On this basis, the Court calculated the fair value of SWS shares to be $6.38 per share, which was less than the $6.92 per share price paid by Hilltop. The Court noted that “the fact that [its] DCF analysis resulted in a value below the merger price is not surprising: the record suggests that this was a synergies-driven transaction whereby the acquirer shared value arising from the merger with SWS.”[x]


[i] In re Appraisal of PetSmart, Inc., Consol. C.A. No. 10782-VCS, 2017 WL 2303599 (Del. Ch. May 26, 2017).

[ii] 8 Del. C. § 262(h).

[iii] Laidler v. Hesco Bastion Envtl., Inc., C.A. No. 7561-VCG, 2014 WL 1877536, at *6 (Del. Ch. May 12, 2014).
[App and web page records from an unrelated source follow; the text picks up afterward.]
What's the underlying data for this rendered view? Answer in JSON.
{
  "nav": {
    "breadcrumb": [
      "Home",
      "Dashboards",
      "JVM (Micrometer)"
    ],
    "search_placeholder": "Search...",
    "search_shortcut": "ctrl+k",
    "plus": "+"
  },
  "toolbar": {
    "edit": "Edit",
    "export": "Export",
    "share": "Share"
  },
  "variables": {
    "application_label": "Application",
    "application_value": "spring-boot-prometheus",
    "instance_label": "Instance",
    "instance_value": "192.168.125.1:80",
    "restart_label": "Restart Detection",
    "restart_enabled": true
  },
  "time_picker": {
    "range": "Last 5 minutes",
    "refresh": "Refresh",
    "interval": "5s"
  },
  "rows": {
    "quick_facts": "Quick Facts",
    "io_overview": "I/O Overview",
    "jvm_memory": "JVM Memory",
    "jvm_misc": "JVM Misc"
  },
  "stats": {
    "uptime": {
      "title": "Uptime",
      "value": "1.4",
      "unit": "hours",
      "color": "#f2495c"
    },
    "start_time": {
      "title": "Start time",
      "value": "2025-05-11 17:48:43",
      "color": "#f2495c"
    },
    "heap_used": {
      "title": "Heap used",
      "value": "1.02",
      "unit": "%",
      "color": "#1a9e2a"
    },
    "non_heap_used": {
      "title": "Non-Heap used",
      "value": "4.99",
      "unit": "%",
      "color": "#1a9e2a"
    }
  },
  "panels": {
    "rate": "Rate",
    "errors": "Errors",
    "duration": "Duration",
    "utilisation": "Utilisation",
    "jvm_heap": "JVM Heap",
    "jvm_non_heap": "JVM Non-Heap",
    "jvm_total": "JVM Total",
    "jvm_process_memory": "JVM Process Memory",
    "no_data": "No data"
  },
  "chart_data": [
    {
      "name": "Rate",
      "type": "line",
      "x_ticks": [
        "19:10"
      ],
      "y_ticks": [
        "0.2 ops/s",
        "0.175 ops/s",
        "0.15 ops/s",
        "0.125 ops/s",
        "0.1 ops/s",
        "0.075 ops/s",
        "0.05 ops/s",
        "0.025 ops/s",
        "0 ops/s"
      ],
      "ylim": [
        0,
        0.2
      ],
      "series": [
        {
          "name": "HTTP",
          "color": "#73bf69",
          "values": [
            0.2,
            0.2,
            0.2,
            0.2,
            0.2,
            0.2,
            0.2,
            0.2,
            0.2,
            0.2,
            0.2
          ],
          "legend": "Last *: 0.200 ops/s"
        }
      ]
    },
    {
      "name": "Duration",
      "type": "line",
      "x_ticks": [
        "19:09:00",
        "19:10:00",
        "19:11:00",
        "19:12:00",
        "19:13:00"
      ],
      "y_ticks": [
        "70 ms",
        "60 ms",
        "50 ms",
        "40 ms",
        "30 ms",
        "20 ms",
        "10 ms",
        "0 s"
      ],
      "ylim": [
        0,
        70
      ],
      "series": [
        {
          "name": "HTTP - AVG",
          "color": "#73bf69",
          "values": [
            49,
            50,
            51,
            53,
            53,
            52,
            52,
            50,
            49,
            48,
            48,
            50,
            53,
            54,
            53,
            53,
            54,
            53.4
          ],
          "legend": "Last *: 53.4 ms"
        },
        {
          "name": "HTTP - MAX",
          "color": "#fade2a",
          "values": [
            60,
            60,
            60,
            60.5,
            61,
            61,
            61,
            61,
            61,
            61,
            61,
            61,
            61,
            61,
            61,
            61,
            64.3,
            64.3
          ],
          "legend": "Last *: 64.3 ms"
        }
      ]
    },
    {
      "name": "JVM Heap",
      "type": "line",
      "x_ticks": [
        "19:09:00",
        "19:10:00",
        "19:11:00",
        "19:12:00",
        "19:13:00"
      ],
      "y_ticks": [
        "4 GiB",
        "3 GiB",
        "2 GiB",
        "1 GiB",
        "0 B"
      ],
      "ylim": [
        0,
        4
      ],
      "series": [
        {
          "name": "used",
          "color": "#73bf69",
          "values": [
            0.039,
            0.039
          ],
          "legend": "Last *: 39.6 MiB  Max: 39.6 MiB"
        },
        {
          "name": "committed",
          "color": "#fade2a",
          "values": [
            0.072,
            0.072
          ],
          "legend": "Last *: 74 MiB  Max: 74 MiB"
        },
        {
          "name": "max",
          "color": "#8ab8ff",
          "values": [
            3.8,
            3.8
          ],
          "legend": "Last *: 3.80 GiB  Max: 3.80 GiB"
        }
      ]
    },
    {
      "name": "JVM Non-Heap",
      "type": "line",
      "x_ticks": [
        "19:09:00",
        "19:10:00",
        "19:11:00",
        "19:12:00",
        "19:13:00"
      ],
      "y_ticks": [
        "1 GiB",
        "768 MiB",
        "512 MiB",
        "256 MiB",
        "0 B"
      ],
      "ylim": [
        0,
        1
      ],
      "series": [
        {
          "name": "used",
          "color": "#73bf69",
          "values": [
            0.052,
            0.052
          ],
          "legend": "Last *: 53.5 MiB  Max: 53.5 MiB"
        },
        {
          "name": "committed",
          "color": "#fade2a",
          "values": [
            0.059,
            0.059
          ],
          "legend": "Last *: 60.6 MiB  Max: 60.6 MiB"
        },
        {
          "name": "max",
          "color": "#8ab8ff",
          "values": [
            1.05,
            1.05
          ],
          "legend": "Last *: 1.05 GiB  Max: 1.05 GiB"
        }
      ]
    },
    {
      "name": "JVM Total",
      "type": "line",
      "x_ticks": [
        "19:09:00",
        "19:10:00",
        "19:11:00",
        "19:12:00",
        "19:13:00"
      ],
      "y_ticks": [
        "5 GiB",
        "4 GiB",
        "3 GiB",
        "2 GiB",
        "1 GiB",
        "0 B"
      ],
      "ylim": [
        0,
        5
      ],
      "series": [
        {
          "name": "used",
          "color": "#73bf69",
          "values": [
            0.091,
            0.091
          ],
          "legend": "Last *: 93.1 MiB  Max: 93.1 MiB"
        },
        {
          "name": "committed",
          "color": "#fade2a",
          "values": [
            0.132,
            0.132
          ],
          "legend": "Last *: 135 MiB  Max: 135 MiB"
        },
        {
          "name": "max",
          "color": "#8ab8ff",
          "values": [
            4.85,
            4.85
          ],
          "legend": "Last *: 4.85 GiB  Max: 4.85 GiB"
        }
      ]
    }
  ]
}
[iv] 8 Del. C. § 262(h).

[v] PetSmart, 2017 WL 2303599, at *2 (quoting Van de Walle v. Unimation, Inc., Civ. A. No. 7046, 1991 WL 29303, at *21 (Del. Ch. Mar. 7, 1991) and In re Appraisal of DFC Global Corp., Consol. C.A. No. 10107-CB, 2016 WL 3753123, at *21 (Del. Ch. July 8, 2016)).

[vi] Id., 2017 WL 2303599, at *32 (quoting Huff Fund Inv. P’Ship v. CKx, Inc., C.A. No. 6844-VCG, 2013 WL 5878807, at *9 (Del. Ch. Nov. 1 2013) and In re Nine Sys. Corp. S’holders Litig., Consol. C.A. No. 3940-VCN, 2014 WL 4383127, at *41 (Del. Ch. Sept. 4, 2014) (internal quotation marks omitted)).

[vii] In re Appraisal of SWS Grp., Inc., C.A. No. 10554-VCG, 2017 WL 2334852 (Del. Ch. May 30, 2017).

[viii] See, e.g., Merion Capital, L.P. v. 3M Cogent, Inc., C.A. No. 6247-VCP, 2013 WL 3793896, at *11-12 (Del. Ch. July 8, 2013) (describing “Delaware’s long-standing preference for management projections” and accepting such projection “as a reliable starting point for the DCF analysis in this case” rather than expert-created projections).

[ix] See Weinberger v. UOP, Inc., 457 A.2d 701, 713 (Del. 1983); Allenson v. Midway Airlines Corp., 789 A.2d 572, 581 (Del. Ch. 2001).

[x] SWS Grp., 2017 WL 2334852, at *18.

This post comes to us from Gibson, Dunn & Crutcher LLP. It is based on the firm’s memorandum, “PetSmart and SWS Group Are Welcome News for Buyers Facing Appraisal Actions in Delaware–Case Summary Addendum,” dated June 13, 2017, and available here.

Exit mobile version